It was back to business at the sprawling central market of Ouagadougou, capital of Burkina Faso, on Monday after a closure of nearly a month in the face of the coronavirus pandemic.
“It’s a joy to see the market reopen its doors,” said fabric dealer Boureima Compaore. “The situation was getting difficult for us.”
As of Sunday, the poor West African country had reported 36 deaths from among 576 cases of COVID-19.
Around 40 other markets were closed in the city of three million on March 25, two weeks after the first appearance of the virus in the country.
“It’s been a real hardship since the closure,” said Souleymane Sawadogo, a clothing vendor. “Now we’re relieved.

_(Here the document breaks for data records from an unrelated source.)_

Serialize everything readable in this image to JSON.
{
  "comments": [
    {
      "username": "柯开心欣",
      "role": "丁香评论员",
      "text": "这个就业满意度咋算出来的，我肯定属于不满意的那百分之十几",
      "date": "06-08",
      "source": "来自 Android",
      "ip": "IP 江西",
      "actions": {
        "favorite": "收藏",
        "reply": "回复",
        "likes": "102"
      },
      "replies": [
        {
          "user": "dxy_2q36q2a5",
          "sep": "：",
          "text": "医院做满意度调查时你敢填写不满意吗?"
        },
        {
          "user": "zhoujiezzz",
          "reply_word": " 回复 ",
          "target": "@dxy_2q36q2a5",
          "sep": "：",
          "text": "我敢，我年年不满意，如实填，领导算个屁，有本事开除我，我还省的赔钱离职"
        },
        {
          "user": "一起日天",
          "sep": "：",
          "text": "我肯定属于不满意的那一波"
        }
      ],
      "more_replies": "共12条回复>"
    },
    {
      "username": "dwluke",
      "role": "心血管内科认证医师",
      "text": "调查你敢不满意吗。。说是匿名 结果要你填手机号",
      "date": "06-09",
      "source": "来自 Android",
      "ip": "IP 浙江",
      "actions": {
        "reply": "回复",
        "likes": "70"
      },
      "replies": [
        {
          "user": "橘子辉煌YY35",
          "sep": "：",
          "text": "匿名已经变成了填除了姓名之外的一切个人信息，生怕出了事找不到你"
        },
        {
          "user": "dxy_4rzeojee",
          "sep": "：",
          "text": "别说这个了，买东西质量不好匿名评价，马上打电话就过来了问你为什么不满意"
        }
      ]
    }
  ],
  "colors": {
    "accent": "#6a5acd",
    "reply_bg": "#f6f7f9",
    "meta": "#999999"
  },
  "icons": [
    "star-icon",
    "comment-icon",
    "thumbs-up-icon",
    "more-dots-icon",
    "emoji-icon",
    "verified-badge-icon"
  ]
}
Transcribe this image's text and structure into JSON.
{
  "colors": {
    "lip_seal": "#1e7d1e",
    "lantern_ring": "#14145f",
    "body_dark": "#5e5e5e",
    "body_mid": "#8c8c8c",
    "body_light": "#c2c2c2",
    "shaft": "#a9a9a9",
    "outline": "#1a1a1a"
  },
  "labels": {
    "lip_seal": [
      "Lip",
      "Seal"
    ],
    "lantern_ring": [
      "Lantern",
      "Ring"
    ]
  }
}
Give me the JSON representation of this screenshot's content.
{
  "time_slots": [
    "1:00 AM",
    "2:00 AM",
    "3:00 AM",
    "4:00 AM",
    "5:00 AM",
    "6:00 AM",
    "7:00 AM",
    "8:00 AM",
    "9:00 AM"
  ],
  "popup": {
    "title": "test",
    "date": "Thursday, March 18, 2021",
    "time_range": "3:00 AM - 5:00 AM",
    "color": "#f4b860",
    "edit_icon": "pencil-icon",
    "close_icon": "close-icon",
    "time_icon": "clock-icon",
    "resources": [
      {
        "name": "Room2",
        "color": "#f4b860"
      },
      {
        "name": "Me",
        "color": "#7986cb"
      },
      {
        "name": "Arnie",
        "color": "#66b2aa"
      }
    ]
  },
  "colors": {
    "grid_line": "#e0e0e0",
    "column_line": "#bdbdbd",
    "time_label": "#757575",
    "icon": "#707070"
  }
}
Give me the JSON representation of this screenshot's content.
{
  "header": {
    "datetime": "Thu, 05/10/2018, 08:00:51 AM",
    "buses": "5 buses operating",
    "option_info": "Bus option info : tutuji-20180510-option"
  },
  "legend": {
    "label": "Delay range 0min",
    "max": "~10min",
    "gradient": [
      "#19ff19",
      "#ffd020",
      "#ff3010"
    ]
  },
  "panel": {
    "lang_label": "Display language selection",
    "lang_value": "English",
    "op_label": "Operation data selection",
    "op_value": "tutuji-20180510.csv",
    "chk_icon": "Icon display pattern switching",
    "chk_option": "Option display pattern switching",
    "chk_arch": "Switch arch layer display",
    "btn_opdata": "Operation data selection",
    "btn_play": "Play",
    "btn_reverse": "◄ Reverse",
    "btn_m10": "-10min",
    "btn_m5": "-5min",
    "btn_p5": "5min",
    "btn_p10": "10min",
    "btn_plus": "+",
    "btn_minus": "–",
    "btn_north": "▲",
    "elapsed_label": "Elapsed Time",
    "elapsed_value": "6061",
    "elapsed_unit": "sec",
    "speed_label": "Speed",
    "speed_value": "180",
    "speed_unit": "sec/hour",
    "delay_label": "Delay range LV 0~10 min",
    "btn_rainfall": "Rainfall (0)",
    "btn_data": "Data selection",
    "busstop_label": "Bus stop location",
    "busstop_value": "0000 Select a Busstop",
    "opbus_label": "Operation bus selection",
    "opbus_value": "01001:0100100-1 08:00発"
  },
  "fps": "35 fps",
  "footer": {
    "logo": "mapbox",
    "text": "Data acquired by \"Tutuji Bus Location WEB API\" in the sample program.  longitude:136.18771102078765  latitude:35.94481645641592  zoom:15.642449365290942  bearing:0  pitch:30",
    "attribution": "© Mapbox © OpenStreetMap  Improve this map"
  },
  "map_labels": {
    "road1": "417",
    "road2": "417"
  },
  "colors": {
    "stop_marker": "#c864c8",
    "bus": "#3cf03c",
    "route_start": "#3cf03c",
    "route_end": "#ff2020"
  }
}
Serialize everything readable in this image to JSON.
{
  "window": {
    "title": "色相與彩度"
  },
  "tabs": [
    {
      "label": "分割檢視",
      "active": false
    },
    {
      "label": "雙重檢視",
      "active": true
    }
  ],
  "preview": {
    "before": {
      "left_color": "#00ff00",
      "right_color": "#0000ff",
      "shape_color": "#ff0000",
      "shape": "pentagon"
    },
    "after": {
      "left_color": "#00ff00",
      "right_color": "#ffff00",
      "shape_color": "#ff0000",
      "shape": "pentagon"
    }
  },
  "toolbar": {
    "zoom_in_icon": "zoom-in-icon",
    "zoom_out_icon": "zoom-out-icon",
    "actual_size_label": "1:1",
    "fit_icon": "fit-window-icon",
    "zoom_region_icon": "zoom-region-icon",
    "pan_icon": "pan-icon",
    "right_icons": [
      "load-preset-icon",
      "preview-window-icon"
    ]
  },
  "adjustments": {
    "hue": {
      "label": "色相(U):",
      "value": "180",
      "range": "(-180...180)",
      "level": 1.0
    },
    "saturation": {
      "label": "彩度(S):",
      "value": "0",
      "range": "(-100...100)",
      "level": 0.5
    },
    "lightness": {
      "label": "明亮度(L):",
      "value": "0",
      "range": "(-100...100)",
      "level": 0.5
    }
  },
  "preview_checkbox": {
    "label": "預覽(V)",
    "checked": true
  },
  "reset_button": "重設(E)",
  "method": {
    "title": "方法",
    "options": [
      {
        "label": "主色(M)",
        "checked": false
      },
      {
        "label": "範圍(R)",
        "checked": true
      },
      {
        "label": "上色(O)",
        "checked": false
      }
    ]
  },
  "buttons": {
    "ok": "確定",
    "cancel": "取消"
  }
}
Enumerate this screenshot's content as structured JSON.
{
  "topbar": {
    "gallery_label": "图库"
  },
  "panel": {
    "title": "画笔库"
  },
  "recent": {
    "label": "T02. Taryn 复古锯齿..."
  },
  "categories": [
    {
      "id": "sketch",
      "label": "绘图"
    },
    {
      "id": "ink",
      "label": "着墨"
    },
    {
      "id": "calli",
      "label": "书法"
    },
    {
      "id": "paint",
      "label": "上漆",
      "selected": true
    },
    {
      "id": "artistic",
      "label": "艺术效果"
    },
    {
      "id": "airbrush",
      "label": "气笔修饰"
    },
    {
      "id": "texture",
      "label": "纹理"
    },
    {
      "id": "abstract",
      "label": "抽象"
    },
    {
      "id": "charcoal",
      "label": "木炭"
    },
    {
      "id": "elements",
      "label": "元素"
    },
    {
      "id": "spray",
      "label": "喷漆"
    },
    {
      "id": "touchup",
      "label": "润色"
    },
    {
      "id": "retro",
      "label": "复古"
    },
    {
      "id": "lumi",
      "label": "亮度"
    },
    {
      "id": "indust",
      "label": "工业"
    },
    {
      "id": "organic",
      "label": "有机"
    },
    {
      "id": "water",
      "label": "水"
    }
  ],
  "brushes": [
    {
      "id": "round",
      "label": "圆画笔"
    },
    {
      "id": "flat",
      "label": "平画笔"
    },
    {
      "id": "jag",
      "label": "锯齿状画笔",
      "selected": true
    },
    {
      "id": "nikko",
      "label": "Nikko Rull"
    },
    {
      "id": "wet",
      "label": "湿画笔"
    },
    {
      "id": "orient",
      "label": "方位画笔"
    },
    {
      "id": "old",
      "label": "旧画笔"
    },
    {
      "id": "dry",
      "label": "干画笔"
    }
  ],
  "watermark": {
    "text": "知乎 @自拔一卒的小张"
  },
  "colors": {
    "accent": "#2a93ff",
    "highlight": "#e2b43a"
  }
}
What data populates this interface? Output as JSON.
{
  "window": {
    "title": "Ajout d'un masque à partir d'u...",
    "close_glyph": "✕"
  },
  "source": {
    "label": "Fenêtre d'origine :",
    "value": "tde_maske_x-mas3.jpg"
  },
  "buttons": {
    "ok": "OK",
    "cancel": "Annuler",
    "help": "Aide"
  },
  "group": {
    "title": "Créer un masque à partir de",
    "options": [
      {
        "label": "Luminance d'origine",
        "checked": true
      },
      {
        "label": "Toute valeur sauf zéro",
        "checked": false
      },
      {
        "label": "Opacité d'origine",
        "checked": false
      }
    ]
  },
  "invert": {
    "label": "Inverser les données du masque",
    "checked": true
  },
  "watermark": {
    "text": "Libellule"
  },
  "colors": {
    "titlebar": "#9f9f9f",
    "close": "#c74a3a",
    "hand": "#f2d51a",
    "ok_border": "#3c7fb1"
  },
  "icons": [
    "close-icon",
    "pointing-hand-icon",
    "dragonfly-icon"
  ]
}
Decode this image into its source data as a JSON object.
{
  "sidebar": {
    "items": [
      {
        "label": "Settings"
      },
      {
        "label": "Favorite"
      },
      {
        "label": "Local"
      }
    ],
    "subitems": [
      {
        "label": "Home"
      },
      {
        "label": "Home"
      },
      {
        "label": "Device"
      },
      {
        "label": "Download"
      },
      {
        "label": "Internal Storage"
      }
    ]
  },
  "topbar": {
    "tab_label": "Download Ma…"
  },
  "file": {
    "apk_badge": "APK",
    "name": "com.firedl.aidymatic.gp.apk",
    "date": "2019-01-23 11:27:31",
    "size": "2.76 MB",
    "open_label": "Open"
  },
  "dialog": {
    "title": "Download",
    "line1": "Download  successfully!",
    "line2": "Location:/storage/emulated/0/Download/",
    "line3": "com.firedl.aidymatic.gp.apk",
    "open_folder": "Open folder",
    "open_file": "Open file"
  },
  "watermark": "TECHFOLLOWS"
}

We also hope customers won’t be afraid to come and buy.” He vowed that merchants would adhere strictly to “the most rigorous measures to keep the market open”.
The bustling market offering produce, meats and spices, as well as all manner of textiles, hardware, appliances, computer accessories, motorcycle spare parts and even artworks, operates every day from dawn to dusk.
Between 25,000 and 30,000 people staff the two-storey market’s nearly 3,000 stalls, according to the city’s Urban Development Agency.
“The main market is the capital’s economic lung,” said Salifou Kabore, the president of the National Council of the Informal Sector, noting that it supplies many of the country’s other markets.
– Behaviour changes –
The pandemic has hit an economy already challenged by a five-year-old battle against jihadist groups. The government is now targeting growth of 2.0 percent compared with an earlier projection of 6.3 percent.
The country’s borders are closed and big cities including Ouagadougou are under quarantine.
Before the reopening, the main Ouagadougou market was totally hosed down and disinfected, as were other markets around the country, Trade Minister Harouna Kabore said. Loudspeakers repeat messages to the public on measures to help prevent contamination.
Shoppers must disinfect their hands and have their temperature taken when entering the market, Mayor Armand Beouinde said, adding that the floor was marked to enforce social distancing.
Police and nearly 500 volunteers will be deployed to encourage public awareness and respect for anti-corona measures, he said.
Vendors and customers alike will be required to wear masks and no more than two customers will be allowed at a time at any stall, according to Halidou Sanfo, who represents vendors.
“We are all called upon to change our behaviour. We can’t go to the market as we did before, and we will make sure of that,” he said.
Some passers-by expressed doubt over the reopening.
“The disease has yet to be overcome,” said secondary school teacher Awa Zoungrana. “The cases are only increasing.”
Retired civil servant Albert Nana said he planned to avoid the market for the time being, questioning the rush to resume trading. “The authorities have no doubt reopened the market to prevent unrest.”